It’s funny how life’s little scenes can be symbolic.
This evening, during rush hour, I heard a shouting match taking place across the street. A cyclist was effing and blinding at a driver and accusing him of cutting him up. The driver got out of his car and the two of them went head to head, at which point the driver started throwing punches. So I sprinted over there and pushed them apart, whereupon the driver started threatening me, before quickly realising I was basically doing him a favour.
The cyclist carried on screaming obscenities so I turned to him and shouted (in my boomiest cockney accent: people in Cambridge are unnerved by cockneys for some reason) “shut up, or speak in a civilised way”. Then the driver piped up again, so I said the same thing to him.
After a few minutes, they both calmed down. In the end, the driver apologised to the cyclist, citing the bad weather as an excuse (which was almost fair enough: it was hammering down, and the cyclist was wearing all black with a dim headlight), and offered his hand, which the cyclist shook. Then they went their separate ways.
What struck me most of all was this: neither the driver nor the cyclist thanked me, or even acknowledged my presence when the confrontation was over. I’d have thought the cyclist would have been especially grateful given that, in effect, I negotiated him an apology and stopped him from getting beaten up.
As for the symbolism, well, I’ve worked my heart out on Cycle Lifestyle for over four years, always trying to be moderate, always trying to adjudicate between the confrontational views of cyclists and drivers, and much of the time – to be honest – it feels like a thankless task.
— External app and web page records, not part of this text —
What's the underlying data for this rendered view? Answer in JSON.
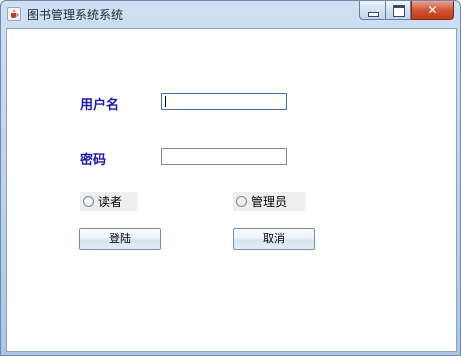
{
  "window": {
    "title": "图书管理系统系统",
    "buttons": {
      "minimize": "minimize",
      "maximize": "maximize",
      "close": "✕"
    }
  },
  "form": {
    "username_label": "用户名",
    "username_value": "",
    "password_label": "密码",
    "password_value": "",
    "roles": [
      {
        "label": "读者",
        "selected": false
      },
      {
        "label": "管理员",
        "selected": false
      }
    ],
    "login_button": "登陆",
    "cancel_button": "取消"
  },
  "colors": {
    "label_blue": "#1a1aa6",
    "radio_bg": "#eeeeee",
    "close_red": "#c4371b"
  },
  "icons": [
    "java-cup-icon",
    "minimize-icon",
    "maximize-icon",
    "close-icon",
    "radio-icon"
  ]
}
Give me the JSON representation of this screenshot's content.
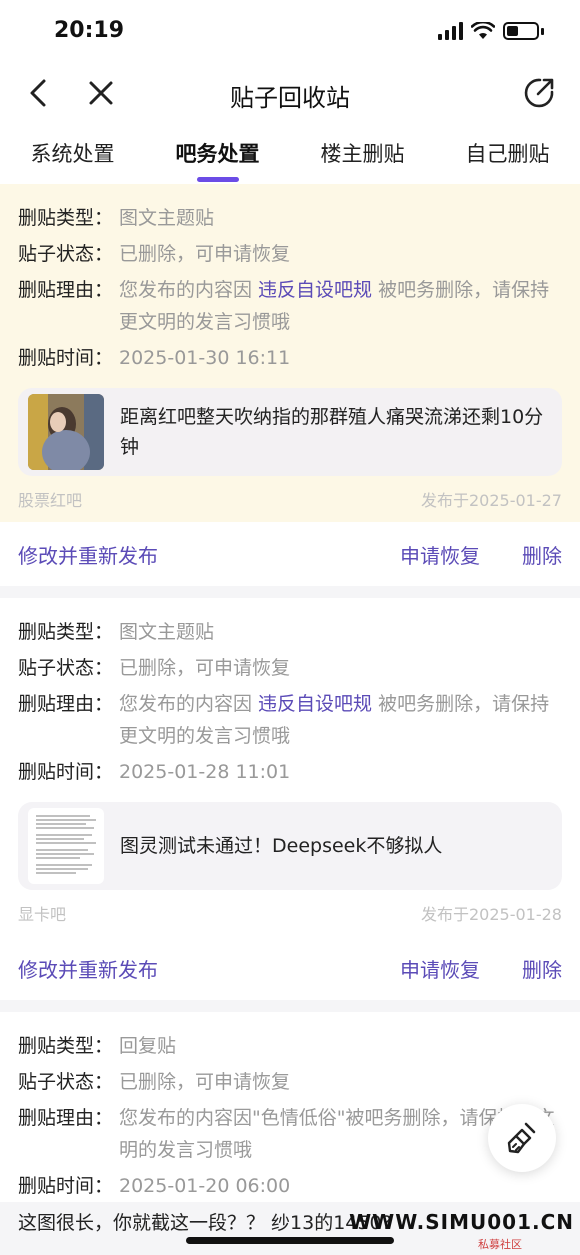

Never mind the fact that the general public thinks that cyclists are boring or annoying at best and irresponsible risk-takers at worst (despite Cycle Lifestyle's efforts to challenge these beliefs); it is much more frustrating that even the major cycle advocacy groups are weirdly just as likely to be obsessed with death and danger as the non-cyclists are, and just as indifferent to this magazine.
I find it consoling, in a way, that Cycle Lifestyle's London Cycle Map Campaign – which is designed to increase harmony between road users in London, and which has also been ignored by the major cycle advocacy groups – has clearly influenced the government’s recent Central London Grid proposal. But, then again, the government, too, hasn’t acknowledged, let alone thanked, our campaign.
I must confess that I wonder why I bother sometimes. The rest of the time, I wonder why others don't bother. There is something about contemporary life which seems to bring out a shouty malignant apathy in people – from do-badders to say-gooders and most of the population in between – while Britain, not surprisingly, seems to be getting less and less democratic by the day.
After the altercation, I went into a shop where I ended up recounting the incident to the owner; he had heard the commotion but didn’t know what had happened. When I told him I had intervened he replied: “you should have just filmed it on your phone and posted it on the internet”.
You can draw your own conclusions.